Every day I receive emails containing invitations to events. Whether they are local community activities or international conferences, they share a common problem that is easily avoidable. Every recipient of the invitation has to manually copy and paste the event to their calendar.
If it is a recurring event then it can be even more challenging. If the participant sets up a recurring event in their own software and stops reading the emails then it will not always be obvious to them when one instance of the meeting is skipped or in an unusual venue.
iCalendar feeds provide a simple solution to all these problems. We've tried to use this solution in a few groups with mixed reults.
In one Toastmasters group, we put the webcal:// URL of the feed into a QR code on the form for new members and guests. Any time a guest came to the meeting we would suggest they scan the code to include future meetings in their calendar. For an event that operates around real-world meetings, having somebody follow the calendar appears to be even more critical than having somebody follow the email list.

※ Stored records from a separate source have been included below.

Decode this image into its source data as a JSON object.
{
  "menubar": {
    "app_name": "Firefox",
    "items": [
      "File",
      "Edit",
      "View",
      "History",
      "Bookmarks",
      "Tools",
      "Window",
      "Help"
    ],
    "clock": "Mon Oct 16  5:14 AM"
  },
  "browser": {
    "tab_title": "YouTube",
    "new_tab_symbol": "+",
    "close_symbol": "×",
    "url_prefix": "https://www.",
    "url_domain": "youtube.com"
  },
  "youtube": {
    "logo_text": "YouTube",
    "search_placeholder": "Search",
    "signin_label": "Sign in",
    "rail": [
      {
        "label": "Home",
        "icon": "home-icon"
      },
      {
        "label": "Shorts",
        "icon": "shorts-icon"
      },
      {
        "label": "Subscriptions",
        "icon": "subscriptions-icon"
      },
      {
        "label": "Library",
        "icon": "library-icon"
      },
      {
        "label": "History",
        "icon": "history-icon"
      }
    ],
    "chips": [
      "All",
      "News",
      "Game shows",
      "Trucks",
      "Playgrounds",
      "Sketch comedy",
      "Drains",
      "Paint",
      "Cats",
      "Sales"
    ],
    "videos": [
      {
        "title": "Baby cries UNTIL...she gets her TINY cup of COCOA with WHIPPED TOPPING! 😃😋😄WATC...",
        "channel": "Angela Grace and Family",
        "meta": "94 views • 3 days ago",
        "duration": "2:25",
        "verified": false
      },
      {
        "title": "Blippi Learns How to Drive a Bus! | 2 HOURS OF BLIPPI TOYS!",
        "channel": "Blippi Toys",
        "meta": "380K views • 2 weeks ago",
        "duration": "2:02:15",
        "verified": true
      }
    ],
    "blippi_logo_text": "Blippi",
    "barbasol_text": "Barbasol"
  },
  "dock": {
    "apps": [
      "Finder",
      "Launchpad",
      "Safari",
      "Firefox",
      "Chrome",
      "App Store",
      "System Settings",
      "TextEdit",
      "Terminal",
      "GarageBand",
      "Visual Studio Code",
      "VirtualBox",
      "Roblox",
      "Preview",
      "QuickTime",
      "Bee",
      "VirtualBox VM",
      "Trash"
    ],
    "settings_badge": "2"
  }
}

We had mixed results with this. Everybody liked the idea and everybody was willing to scan the QR code. I think that almost everybody who attended one of the meetings already had an app for QR codes on their phone. However, after scanning the code, different phones behaved differently.
Some phones would try to send the URL to the web browser instead of the calendar. The browser would then make a one-off download of the calendar file and import the events to the calendar once. There would be no subscription to poll the URL and detect new events or changes to existing events.
Based on these experiences, I felt the best thing to do is create a landing page (download here) that can be embedded in the QR code. The landing page, served by a short PHP script, can look at the contents of the HTTP Accept header and determine if the page is being accessed from a browser or a real calendar app. In the former case, it will show people instructions and in the latter case, it serves the calendar feed contents.
Here are some examples of the Accept header, the script will serve the feed contents whenever it sees text/calendar:
User-Agent: Mozilla/5.0 (X11; Linux) Gecko/Thunderbird Lightning
Accept: text/calendar, */*;q=0.9
User-Agent: ICSx5/2.0.2 (ical4j/ okhttp/ Android/)
I had to contemplate the question of whether the QR code should include the webcals:// prefix or the https:// prefix. I decided to use the latter as it is more reliable. Nonetheless, a webcals:// URL is in the HTML page, if somebody clicks it and if they have suitable calendar software installed then there is a good chance they will be subscribed. Even though this takes two steps (scan the code, click the webcals:// URL), a higher percentage of users end up subscribed to the calendar.
Here is a QR code for subscribing to the EPFL-UNIL Toastmasters club calendar, please test it and share feedback about any issues with the landing page: